<Clip 03 - 00.11 - 00.13 - Cambrian Explosion>
<Clip 03 - 00.25 - 00.31 - Peter Ward>
<Clip 03 - 00.49 - 00.59 - Ward Quote>
<Clip 03 - 01.03 - 01.06 - Soften>
Ward "tries to soften it," does he? Let's hear the softening, which for obvious reasons, Dembski doesn't quote, and judge for ourselves. I don't have the book myself but you can have a look at it online.
Until almost 1950...it did indeed look as if larger creatures had arisen with a swiftness that made a mockery of Darwin's theory of evolution. This notion was finally put to rest...the larger skeletonized fossils..that supposedly appeared so suddenly were in fact preceded by skeletonized forms so small as to be easily overlooked by the pioneering geologists...The long-acepted theory of the sudden appearance of skeletal metazoans at the base of the Cambrian was incorrect."So we discovered 60 years ago that the idea of a sudden appearance was incorrect. We call that "softening," now, do we? Worse, Dembski is once again deliberately attempting to deceive. His remarks concerning Ward are from an essay that Dembski wrote in 2005, hypocritically titled, "Quoting, Misquoting, Quote-Mining," which has been refuted numerous times since then.
Dembski has ten minutes to present his opening remarks. He's been talking for three minutes. We have a reasonable expectation, given his own words, that he address the existence of a god.

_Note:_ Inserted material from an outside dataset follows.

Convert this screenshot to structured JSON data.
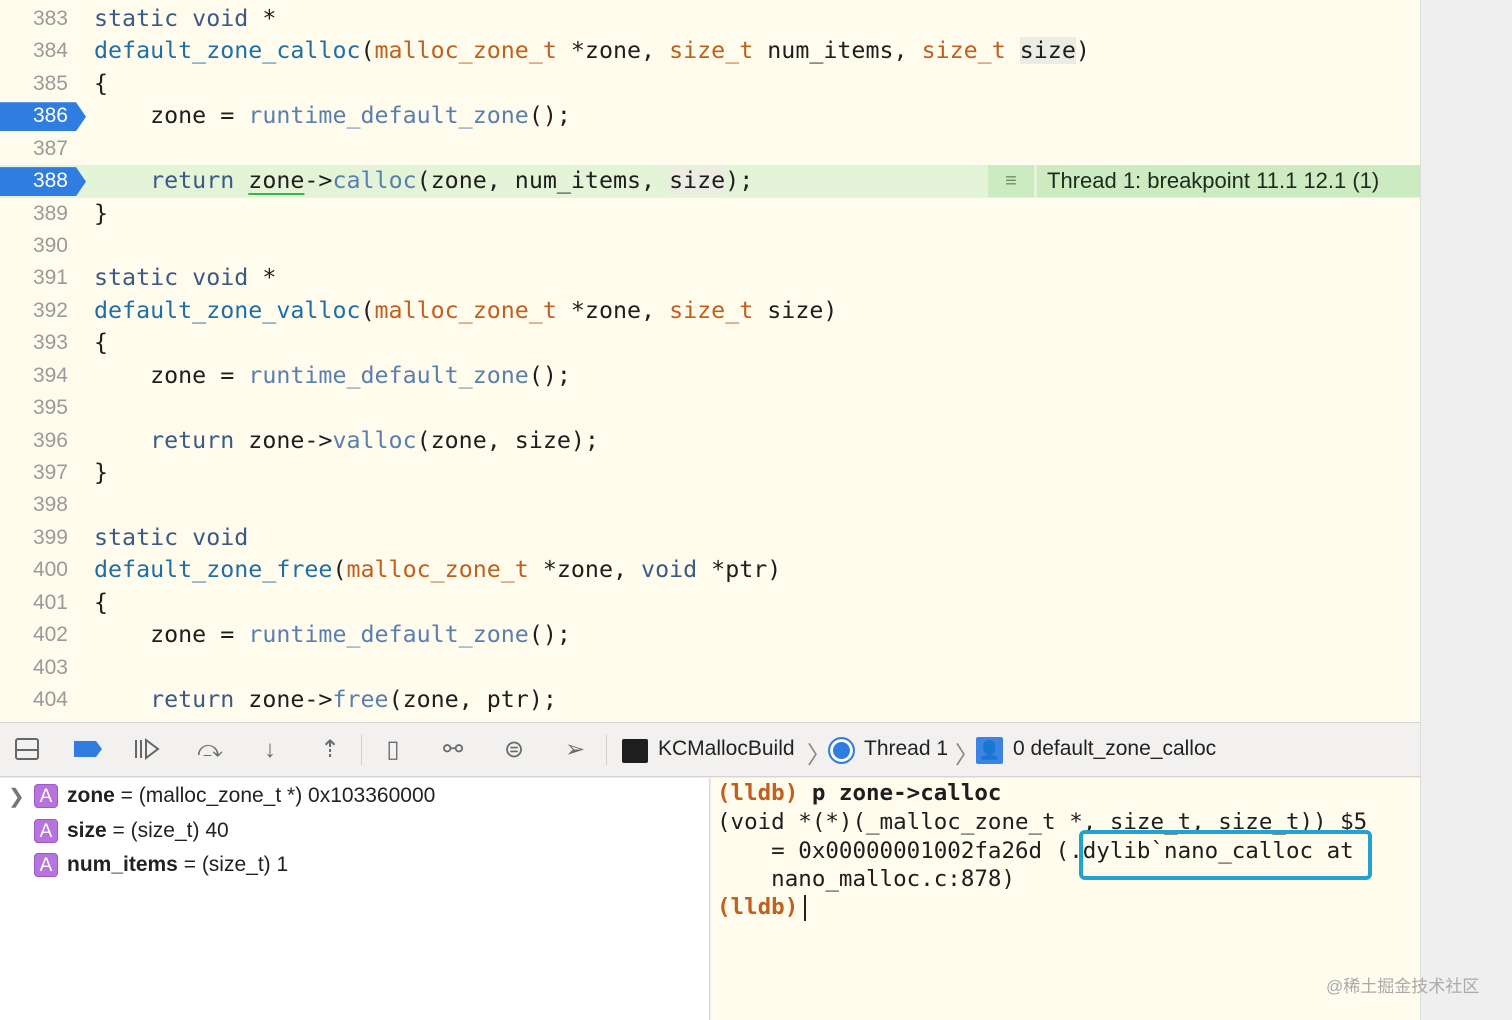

Has he done so? Even if four of his main points so far weren't based on lies and deliberate deceit, nothing he's said so far has applied at all to his stated intention: to address the existence of a god.
That's part II(d). Thanks for watching.